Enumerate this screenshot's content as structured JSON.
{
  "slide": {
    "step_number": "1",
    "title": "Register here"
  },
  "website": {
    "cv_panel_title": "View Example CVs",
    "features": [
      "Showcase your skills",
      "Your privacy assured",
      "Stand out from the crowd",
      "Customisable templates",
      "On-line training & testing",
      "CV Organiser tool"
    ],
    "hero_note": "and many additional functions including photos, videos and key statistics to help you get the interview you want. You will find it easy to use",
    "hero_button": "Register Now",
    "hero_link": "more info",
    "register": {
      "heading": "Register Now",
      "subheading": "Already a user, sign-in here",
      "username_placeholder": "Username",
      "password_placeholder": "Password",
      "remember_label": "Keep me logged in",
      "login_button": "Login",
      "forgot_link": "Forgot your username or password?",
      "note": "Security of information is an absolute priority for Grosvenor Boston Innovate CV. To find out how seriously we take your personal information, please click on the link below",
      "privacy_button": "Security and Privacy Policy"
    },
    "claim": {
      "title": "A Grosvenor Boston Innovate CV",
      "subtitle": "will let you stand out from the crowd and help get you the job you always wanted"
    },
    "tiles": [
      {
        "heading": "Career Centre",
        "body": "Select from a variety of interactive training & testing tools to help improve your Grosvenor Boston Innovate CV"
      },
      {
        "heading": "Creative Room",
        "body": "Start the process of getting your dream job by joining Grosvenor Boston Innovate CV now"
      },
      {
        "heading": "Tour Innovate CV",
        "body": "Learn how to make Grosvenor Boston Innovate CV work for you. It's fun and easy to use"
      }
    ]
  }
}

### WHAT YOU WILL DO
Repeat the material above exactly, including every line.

### SOLUTION
Enumerate this screenshot's content as structured JSON.
{
  "slide": {
    "step_number": "1",
    "title": "Register here"
  },
  "website": {
    "cv_panel_title": "View Example CVs",
    "features": [
      "Showcase your skills",
      "Your privacy assured",
      "Stand out from the crowd",
      "Customisable templates",
      "On-line training & testing",
      "CV Organiser tool"
    ],
    "hero_note": "and many additional functions including photos, videos and key statistics to help you get the interview you want. You will find it easy to use",
    "hero_button": "Register Now",
    "hero_link": "more info",
    "register": {
      "heading": "Register Now",
      "subheading": "Already a user, sign-in here",
      "username_placeholder": "Username",
      "password_placeholder": "Password",
      "remember_label": "Keep me logged in",
      "login_button": "Login",
      "forgot_link": "Forgot your username or password?",
      "note": "Security of information is an absolute priority for Grosvenor Boston Innovate CV. To find out how seriously we take your personal information, please click on the link below",
      "privacy_button": "Security and Privacy Policy"
    },
    "claim": {
      "title": "A Grosvenor Boston Innovate CV",
      "subtitle": "will let you stand out from the crowd and help get you the job you always wanted"
    },
    "tiles": [
      {
        "heading": "Career Centre",
        "body": "Select from a variety of interactive training & testing tools to help improve your Grosvenor Boston Innovate CV"
      },
      {
        "heading": "Creative Room",
        "body": "Start the process of getting your dream job by joining Grosvenor Boston Innovate CV now"
      },
      {
        "heading": "Tour Innovate CV",
        "body": "Learn how to make Grosvenor Boston Innovate CV work for you. It's fun and easy to use"
      }
    ]
  }
}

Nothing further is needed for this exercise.